Which of the lines below hold the word "files"? Pull each of them out.

↓↓↓

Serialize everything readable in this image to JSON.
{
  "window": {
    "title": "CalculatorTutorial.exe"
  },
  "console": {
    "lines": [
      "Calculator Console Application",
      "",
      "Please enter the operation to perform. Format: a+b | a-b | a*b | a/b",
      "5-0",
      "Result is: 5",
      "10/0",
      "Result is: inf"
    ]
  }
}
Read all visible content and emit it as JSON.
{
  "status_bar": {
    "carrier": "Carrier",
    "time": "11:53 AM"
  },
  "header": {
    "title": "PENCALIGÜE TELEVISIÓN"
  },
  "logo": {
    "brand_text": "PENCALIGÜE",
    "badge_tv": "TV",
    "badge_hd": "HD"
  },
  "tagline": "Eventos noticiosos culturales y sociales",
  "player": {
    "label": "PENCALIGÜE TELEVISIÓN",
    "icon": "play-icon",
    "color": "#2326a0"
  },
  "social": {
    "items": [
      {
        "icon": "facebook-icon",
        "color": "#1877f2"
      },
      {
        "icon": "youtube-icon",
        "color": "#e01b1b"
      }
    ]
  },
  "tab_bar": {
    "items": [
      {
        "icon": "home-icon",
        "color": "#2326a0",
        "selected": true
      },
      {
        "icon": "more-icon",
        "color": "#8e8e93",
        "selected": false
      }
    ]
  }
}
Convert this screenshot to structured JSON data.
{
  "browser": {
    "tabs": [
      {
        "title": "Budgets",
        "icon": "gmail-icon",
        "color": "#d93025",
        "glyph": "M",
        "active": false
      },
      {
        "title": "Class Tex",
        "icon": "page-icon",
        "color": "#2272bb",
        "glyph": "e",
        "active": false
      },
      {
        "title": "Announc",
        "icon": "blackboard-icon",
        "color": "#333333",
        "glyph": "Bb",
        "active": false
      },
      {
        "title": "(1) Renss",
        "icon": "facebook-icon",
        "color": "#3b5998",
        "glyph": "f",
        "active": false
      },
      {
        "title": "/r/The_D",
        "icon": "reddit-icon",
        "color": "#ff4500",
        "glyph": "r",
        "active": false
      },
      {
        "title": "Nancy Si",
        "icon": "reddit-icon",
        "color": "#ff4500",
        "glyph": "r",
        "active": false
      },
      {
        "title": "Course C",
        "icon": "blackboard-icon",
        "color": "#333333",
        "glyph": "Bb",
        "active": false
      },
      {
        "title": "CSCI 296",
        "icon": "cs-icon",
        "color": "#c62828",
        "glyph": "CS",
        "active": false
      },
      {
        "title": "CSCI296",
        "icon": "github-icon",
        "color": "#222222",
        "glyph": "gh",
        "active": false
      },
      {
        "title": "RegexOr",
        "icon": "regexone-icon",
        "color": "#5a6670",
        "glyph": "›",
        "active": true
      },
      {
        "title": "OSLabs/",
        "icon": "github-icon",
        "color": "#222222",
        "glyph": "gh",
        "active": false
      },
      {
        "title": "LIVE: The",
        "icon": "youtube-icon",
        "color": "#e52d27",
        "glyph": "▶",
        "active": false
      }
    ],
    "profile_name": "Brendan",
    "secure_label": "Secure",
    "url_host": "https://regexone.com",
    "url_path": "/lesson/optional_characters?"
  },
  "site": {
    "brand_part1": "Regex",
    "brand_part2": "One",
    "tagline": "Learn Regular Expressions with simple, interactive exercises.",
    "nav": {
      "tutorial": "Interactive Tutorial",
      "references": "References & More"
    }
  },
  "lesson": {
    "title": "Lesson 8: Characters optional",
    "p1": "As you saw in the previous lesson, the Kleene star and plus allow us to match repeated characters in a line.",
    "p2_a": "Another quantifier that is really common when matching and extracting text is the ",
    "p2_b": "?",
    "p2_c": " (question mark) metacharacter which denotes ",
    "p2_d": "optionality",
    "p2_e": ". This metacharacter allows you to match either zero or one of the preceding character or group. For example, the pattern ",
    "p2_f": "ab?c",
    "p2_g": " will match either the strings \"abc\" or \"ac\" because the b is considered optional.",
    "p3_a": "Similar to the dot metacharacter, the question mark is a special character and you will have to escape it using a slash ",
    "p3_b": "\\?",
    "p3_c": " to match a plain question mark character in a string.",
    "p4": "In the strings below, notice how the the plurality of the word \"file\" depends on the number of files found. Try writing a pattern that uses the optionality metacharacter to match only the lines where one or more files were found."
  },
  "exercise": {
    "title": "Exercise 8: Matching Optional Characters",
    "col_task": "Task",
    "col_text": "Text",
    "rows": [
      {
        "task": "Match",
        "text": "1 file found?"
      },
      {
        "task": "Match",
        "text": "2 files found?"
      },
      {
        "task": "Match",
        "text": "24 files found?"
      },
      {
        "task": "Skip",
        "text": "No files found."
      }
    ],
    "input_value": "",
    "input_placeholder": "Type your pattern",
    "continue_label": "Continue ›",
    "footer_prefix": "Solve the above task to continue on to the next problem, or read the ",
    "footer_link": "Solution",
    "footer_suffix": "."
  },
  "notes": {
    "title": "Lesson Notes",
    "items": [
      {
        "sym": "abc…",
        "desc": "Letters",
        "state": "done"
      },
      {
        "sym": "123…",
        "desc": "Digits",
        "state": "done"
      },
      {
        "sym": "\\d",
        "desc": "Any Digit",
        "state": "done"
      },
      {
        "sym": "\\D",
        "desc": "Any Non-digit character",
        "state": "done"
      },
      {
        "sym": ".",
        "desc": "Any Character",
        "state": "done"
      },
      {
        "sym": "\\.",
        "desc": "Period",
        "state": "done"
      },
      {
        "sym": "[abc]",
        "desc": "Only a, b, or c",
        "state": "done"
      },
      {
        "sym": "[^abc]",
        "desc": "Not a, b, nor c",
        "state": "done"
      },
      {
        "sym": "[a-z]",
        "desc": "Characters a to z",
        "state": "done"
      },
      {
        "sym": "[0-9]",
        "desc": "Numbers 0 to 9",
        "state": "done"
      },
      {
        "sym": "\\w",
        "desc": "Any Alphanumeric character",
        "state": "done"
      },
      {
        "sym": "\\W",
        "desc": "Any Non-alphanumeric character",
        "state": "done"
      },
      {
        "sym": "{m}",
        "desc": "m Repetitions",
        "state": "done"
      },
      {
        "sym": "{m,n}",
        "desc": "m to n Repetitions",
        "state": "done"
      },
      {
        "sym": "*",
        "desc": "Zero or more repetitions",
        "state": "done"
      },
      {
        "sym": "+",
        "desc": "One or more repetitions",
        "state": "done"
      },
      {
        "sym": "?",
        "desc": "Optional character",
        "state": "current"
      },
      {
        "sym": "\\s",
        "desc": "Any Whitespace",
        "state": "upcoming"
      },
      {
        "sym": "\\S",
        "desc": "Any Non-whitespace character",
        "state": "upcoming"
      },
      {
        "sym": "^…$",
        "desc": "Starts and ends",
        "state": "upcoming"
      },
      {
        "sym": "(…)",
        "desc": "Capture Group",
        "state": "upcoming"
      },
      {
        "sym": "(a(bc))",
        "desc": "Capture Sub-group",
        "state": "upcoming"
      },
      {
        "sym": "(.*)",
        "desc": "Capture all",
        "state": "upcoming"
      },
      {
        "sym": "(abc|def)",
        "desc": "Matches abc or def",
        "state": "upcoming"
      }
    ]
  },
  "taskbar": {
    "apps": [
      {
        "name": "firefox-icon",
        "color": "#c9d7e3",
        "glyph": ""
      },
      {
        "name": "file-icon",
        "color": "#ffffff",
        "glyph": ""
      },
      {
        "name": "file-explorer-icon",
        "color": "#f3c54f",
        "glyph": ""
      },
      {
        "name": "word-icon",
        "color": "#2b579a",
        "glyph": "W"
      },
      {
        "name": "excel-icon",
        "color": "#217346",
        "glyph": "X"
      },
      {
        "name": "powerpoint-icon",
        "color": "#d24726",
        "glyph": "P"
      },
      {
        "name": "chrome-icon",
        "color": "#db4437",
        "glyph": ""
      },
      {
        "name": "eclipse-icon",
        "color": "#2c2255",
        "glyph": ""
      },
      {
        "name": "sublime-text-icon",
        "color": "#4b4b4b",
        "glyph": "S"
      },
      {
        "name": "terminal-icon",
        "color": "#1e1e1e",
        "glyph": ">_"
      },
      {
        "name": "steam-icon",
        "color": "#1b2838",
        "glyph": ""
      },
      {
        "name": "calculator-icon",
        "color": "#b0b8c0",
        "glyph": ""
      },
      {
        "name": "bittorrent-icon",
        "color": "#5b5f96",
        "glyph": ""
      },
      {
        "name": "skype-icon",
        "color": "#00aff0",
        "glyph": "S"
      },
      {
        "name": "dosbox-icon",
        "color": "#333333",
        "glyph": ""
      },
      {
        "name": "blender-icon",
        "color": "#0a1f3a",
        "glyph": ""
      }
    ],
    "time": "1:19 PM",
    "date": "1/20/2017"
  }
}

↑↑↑

Answer to the exercise
    "p4": "In the strings below, notice how the the plurality of the word \"file\" depends on the number of files found. Try writing a pattern that uses the optionality metacharacter to match only the lines where one or more files were found."
        "text": "2 files found?"
        "text": "24 files found?"
        "text": "No files found."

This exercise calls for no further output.